Input data =>
==============================

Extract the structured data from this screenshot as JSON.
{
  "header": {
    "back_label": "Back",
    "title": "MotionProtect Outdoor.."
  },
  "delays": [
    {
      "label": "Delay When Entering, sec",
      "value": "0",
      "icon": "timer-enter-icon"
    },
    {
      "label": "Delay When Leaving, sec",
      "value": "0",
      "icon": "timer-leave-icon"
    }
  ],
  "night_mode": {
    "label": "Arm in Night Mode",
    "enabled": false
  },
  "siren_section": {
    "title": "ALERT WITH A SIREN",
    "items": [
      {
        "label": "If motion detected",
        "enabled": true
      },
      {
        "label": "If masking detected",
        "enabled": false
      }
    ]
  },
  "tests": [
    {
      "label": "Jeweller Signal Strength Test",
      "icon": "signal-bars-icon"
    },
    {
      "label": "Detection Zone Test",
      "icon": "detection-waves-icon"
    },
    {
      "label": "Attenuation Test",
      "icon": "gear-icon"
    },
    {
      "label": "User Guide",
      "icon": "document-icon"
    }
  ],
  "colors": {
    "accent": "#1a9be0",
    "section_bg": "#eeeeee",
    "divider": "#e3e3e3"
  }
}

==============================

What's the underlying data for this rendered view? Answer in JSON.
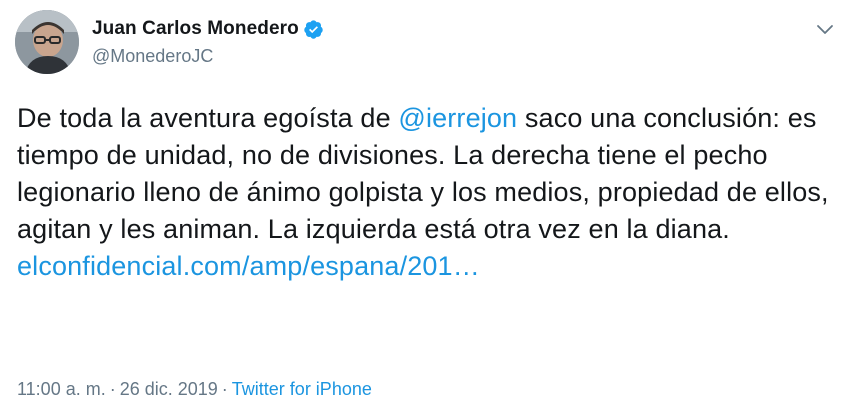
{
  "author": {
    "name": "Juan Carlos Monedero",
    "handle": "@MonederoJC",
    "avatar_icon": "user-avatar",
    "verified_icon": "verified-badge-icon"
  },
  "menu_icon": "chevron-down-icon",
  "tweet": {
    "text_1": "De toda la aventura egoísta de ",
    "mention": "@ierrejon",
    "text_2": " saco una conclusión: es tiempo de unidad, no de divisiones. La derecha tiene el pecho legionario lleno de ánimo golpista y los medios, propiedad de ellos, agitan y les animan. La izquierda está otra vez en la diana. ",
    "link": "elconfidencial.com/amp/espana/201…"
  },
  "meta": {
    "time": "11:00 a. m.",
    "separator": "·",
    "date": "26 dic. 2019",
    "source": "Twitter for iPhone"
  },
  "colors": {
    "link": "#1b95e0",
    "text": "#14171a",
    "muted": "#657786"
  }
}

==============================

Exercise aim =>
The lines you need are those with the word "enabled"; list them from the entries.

Response =>
    "enabled": false
        "enabled": true
        "enabled": false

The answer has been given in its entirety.